● Recorded data:
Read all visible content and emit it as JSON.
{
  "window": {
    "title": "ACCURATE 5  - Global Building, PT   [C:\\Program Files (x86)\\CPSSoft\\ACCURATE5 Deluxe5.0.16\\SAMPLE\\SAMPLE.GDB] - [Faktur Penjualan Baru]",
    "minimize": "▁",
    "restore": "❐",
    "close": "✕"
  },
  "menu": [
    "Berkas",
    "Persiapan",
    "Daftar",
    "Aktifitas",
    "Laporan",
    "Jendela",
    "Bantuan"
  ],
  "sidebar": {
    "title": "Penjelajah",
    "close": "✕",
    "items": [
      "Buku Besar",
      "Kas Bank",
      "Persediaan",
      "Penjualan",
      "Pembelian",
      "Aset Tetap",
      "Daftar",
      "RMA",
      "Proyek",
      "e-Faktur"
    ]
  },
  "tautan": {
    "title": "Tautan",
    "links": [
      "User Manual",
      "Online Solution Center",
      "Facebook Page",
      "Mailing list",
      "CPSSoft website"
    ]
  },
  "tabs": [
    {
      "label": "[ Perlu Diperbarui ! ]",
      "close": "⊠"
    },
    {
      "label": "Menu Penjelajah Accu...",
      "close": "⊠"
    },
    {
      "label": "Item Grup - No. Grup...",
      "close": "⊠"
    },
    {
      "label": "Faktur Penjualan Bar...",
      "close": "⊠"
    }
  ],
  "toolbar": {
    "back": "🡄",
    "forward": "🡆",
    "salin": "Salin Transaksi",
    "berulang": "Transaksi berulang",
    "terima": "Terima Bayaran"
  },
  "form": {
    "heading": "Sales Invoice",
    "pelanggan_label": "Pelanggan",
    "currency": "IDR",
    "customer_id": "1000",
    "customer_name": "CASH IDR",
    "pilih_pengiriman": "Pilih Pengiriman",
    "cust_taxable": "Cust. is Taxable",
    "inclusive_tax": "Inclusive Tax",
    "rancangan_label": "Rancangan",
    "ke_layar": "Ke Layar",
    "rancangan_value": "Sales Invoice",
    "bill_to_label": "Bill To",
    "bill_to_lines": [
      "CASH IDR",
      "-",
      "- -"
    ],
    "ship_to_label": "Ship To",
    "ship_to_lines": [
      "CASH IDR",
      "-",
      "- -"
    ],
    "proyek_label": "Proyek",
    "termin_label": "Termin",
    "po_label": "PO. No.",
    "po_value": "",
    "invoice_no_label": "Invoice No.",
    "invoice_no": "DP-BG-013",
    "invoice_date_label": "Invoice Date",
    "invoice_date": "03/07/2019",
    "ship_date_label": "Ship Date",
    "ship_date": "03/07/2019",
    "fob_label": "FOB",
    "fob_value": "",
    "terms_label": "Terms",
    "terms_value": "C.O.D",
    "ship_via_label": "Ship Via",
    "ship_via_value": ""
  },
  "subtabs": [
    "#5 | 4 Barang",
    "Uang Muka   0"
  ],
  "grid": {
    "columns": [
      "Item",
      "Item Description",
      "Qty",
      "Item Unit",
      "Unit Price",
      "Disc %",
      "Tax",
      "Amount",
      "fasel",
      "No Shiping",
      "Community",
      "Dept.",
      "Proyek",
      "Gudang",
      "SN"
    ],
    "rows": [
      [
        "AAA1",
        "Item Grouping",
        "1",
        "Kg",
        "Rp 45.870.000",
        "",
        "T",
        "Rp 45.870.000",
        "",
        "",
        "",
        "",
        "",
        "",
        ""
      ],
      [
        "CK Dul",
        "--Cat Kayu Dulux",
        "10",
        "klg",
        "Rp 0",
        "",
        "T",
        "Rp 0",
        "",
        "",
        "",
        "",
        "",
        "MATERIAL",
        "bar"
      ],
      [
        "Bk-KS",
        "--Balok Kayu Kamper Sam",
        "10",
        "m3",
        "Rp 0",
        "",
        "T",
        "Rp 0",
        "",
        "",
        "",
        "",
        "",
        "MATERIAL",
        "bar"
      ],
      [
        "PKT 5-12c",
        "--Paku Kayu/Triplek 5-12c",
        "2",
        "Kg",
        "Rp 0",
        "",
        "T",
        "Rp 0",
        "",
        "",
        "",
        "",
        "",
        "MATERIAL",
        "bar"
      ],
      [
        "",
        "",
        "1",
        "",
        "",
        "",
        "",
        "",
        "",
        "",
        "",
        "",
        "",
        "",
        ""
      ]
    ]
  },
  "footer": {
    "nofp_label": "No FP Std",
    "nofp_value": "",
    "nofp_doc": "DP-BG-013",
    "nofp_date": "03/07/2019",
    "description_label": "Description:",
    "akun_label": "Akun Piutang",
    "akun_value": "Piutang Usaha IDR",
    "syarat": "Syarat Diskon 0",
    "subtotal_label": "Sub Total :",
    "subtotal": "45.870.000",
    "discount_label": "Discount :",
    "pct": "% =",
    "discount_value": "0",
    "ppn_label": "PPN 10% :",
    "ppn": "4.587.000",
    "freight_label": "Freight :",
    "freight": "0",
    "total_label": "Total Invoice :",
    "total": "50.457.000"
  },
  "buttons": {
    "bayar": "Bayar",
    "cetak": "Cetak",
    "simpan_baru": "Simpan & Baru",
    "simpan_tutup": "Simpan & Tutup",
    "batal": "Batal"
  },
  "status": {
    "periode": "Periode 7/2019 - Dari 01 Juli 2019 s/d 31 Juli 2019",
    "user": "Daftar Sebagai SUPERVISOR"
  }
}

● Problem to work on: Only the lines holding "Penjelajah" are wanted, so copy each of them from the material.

● Exercise output:
    "title": "Penjelajah",
      "label": "Menu Penjelajah Accu...",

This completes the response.